Task statement:
From the listing below, copy out every line where the word "Developer" appears.

- - -

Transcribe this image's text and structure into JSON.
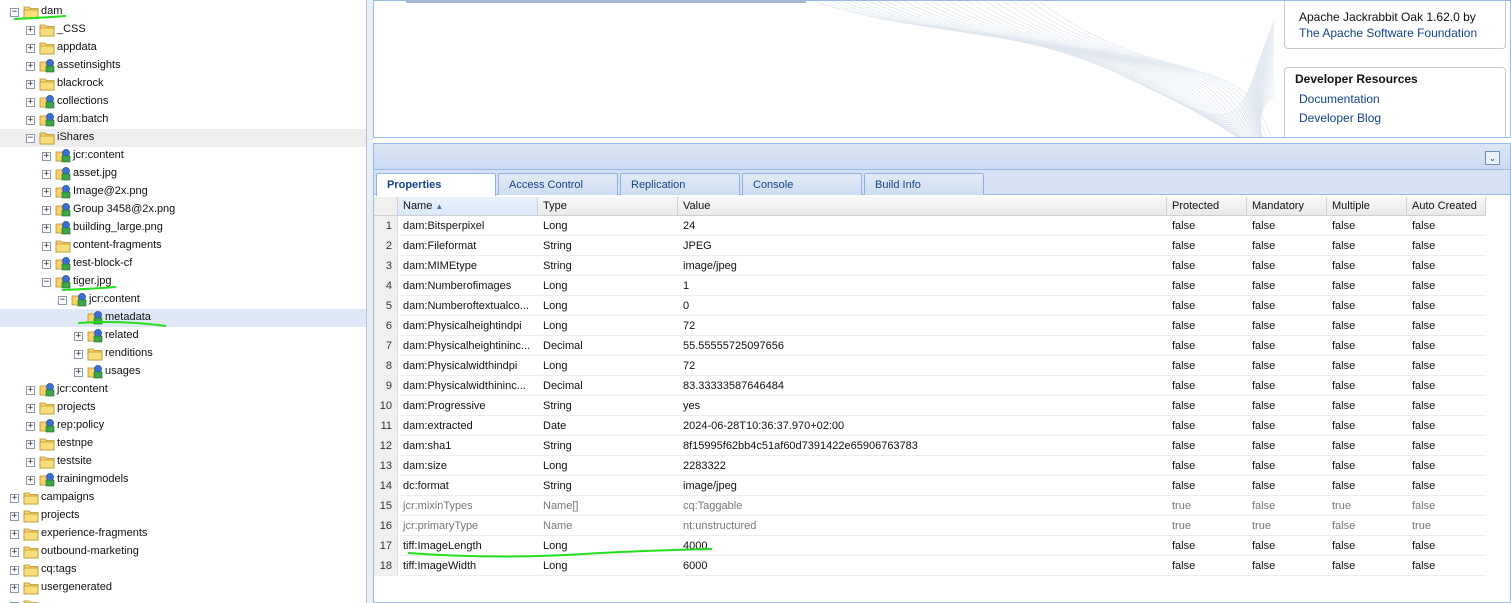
{
  "tree": {
    "items": [
      {
        "label": "dam",
        "icon": "folder",
        "depth": 0,
        "expanded": true,
        "state": "none"
      },
      {
        "label": "_CSS",
        "icon": "folder",
        "depth": 1,
        "expanded": false,
        "state": "none"
      },
      {
        "label": "appdata",
        "icon": "folder",
        "depth": 1,
        "expanded": false,
        "state": "none"
      },
      {
        "label": "assetinsights",
        "icon": "node",
        "depth": 1,
        "expanded": false,
        "state": "none"
      },
      {
        "label": "blackrock",
        "icon": "folder",
        "depth": 1,
        "expanded": false,
        "state": "none"
      },
      {
        "label": "collections",
        "icon": "node",
        "depth": 1,
        "expanded": false,
        "state": "none"
      },
      {
        "label": "dam:batch",
        "icon": "node",
        "depth": 1,
        "expanded": false,
        "state": "none"
      },
      {
        "label": "iShares",
        "icon": "folder",
        "depth": 1,
        "expanded": true,
        "state": "light"
      },
      {
        "label": "jcr:content",
        "icon": "node",
        "depth": 2,
        "expanded": false,
        "state": "none"
      },
      {
        "label": "asset.jpg",
        "icon": "node",
        "depth": 2,
        "expanded": false,
        "state": "none"
      },
      {
        "label": "Image@2x.png",
        "icon": "node",
        "depth": 2,
        "expanded": false,
        "state": "none"
      },
      {
        "label": "Group 3458@2x.png",
        "icon": "node",
        "depth": 2,
        "expanded": false,
        "state": "none"
      },
      {
        "label": "building_large.png",
        "icon": "node",
        "depth": 2,
        "expanded": false,
        "state": "none"
      },
      {
        "label": "content-fragments",
        "icon": "folder",
        "depth": 2,
        "expanded": false,
        "state": "none"
      },
      {
        "label": "test-block-cf",
        "icon": "node",
        "depth": 2,
        "expanded": false,
        "state": "none"
      },
      {
        "label": "tiger.jpg",
        "icon": "node",
        "depth": 2,
        "expanded": true,
        "state": "none"
      },
      {
        "label": "jcr:content",
        "icon": "node",
        "depth": 3,
        "expanded": true,
        "state": "none"
      },
      {
        "label": "metadata",
        "icon": "node",
        "depth": 4,
        "expanded": null,
        "state": "selected"
      },
      {
        "label": "related",
        "icon": "node",
        "depth": 4,
        "expanded": false,
        "state": "none"
      },
      {
        "label": "renditions",
        "icon": "folder",
        "depth": 4,
        "expanded": false,
        "state": "none"
      },
      {
        "label": "usages",
        "icon": "node",
        "depth": 4,
        "expanded": false,
        "state": "none"
      },
      {
        "label": "jcr:content",
        "icon": "node",
        "depth": 1,
        "expanded": false,
        "state": "none"
      },
      {
        "label": "projects",
        "icon": "folder",
        "depth": 1,
        "expanded": false,
        "state": "none"
      },
      {
        "label": "rep:policy",
        "icon": "node",
        "depth": 1,
        "expanded": false,
        "state": "none"
      },
      {
        "label": "testnpe",
        "icon": "folder",
        "depth": 1,
        "expanded": false,
        "state": "none"
      },
      {
        "label": "testsite",
        "icon": "folder",
        "depth": 1,
        "expanded": false,
        "state": "none"
      },
      {
        "label": "trainingmodels",
        "icon": "node",
        "depth": 1,
        "expanded": false,
        "state": "none"
      },
      {
        "label": "campaigns",
        "icon": "folder",
        "depth": 0,
        "expanded": false,
        "state": "none"
      },
      {
        "label": "projects",
        "icon": "folder",
        "depth": 0,
        "expanded": false,
        "state": "none"
      },
      {
        "label": "experience-fragments",
        "icon": "folder",
        "depth": 0,
        "expanded": false,
        "state": "none"
      },
      {
        "label": "outbound-marketing",
        "icon": "folder",
        "depth": 0,
        "expanded": false,
        "state": "none"
      },
      {
        "label": "cq:tags",
        "icon": "folder",
        "depth": 0,
        "expanded": false,
        "state": "none"
      },
      {
        "label": "usergenerated",
        "icon": "folder",
        "depth": 0,
        "expanded": false,
        "state": "none"
      },
      {
        "label": "",
        "icon": "folder",
        "depth": 0,
        "expanded": false,
        "state": "none"
      }
    ]
  },
  "repo_info": {
    "line1": "Apache Jackrabbit Oak 1.62.0 by",
    "link": "The Apache Software Foundation"
  },
  "dev_resources": {
    "title": "Developer Resources",
    "links": [
      "Documentation",
      "Developer Blog"
    ]
  },
  "tabs": [
    {
      "label": "Properties",
      "active": true
    },
    {
      "label": "Access Control",
      "active": false
    },
    {
      "label": "Replication",
      "active": false
    },
    {
      "label": "Console",
      "active": false
    },
    {
      "label": "Build Info",
      "active": false
    }
  ],
  "columns": [
    "Name",
    "Type",
    "Value",
    "Protected",
    "Mandatory",
    "Multiple",
    "Auto Created"
  ],
  "rows": [
    {
      "n": "1",
      "name": "dam:Bitsperpixel",
      "type": "Long",
      "value": "24",
      "protected": "false",
      "mandatory": "false",
      "multiple": "false",
      "auto": "false",
      "dim": false
    },
    {
      "n": "2",
      "name": "dam:Fileformat",
      "type": "String",
      "value": "JPEG",
      "protected": "false",
      "mandatory": "false",
      "multiple": "false",
      "auto": "false",
      "dim": false
    },
    {
      "n": "3",
      "name": "dam:MIMEtype",
      "type": "String",
      "value": "image/jpeg",
      "protected": "false",
      "mandatory": "false",
      "multiple": "false",
      "auto": "false",
      "dim": false
    },
    {
      "n": "4",
      "name": "dam:Numberofimages",
      "type": "Long",
      "value": "1",
      "protected": "false",
      "mandatory": "false",
      "multiple": "false",
      "auto": "false",
      "dim": false
    },
    {
      "n": "5",
      "name": "dam:Numberoftextualco...",
      "type": "Long",
      "value": "0",
      "protected": "false",
      "mandatory": "false",
      "multiple": "false",
      "auto": "false",
      "dim": false
    },
    {
      "n": "6",
      "name": "dam:Physicalheightindpi",
      "type": "Long",
      "value": "72",
      "protected": "false",
      "mandatory": "false",
      "multiple": "false",
      "auto": "false",
      "dim": false
    },
    {
      "n": "7",
      "name": "dam:Physicalheightininc...",
      "type": "Decimal",
      "value": "55.55555725097656",
      "protected": "false",
      "mandatory": "false",
      "multiple": "false",
      "auto": "false",
      "dim": false
    },
    {
      "n": "8",
      "name": "dam:Physicalwidthindpi",
      "type": "Long",
      "value": "72",
      "protected": "false",
      "mandatory": "false",
      "multiple": "false",
      "auto": "false",
      "dim": false
    },
    {
      "n": "9",
      "name": "dam:Physicalwidthininc...",
      "type": "Decimal",
      "value": "83.33333587646484",
      "protected": "false",
      "mandatory": "false",
      "multiple": "false",
      "auto": "false",
      "dim": false
    },
    {
      "n": "10",
      "name": "dam:Progressive",
      "type": "String",
      "value": "yes",
      "protected": "false",
      "mandatory": "false",
      "multiple": "false",
      "auto": "false",
      "dim": false
    },
    {
      "n": "11",
      "name": "dam:extracted",
      "type": "Date",
      "value": "2024-06-28T10:36:37.970+02:00",
      "protected": "false",
      "mandatory": "false",
      "multiple": "false",
      "auto": "false",
      "dim": false
    },
    {
      "n": "12",
      "name": "dam:sha1",
      "type": "String",
      "value": "8f15995f62bb4c51af60d7391422e65906763783",
      "protected": "false",
      "mandatory": "false",
      "multiple": "false",
      "auto": "false",
      "dim": false
    },
    {
      "n": "13",
      "name": "dam:size",
      "type": "Long",
      "value": "2283322",
      "protected": "false",
      "mandatory": "false",
      "multiple": "false",
      "auto": "false",
      "dim": false
    },
    {
      "n": "14",
      "name": "dc:format",
      "type": "String",
      "value": "image/jpeg",
      "protected": "false",
      "mandatory": "false",
      "multiple": "false",
      "auto": "false",
      "dim": false
    },
    {
      "n": "15",
      "name": "jcr:mixinTypes",
      "type": "Name[]",
      "value": "cq:Taggable",
      "protected": "true",
      "mandatory": "false",
      "multiple": "true",
      "auto": "false",
      "dim": true
    },
    {
      "n": "16",
      "name": "jcr:primaryType",
      "type": "Name",
      "value": "nt:unstructured",
      "protected": "true",
      "mandatory": "true",
      "multiple": "false",
      "auto": "true",
      "dim": true
    },
    {
      "n": "17",
      "name": "tiff:ImageLength",
      "type": "Long",
      "value": "4000",
      "protected": "false",
      "mandatory": "false",
      "multiple": "false",
      "auto": "false",
      "dim": false
    },
    {
      "n": "18",
      "name": "tiff:ImageWidth",
      "type": "Long",
      "value": "6000",
      "protected": "false",
      "mandatory": "false",
      "multiple": "false",
      "auto": "false",
      "dim": false
    }
  ],
  "colors": {
    "panel_border": "#99bbe8",
    "link": "#15428b",
    "highlight_marker": "#22e01a",
    "selected_row": "#dfe8f6"
  }
}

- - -

Solution:
    "title": "Developer Resources",
      "Developer Blog"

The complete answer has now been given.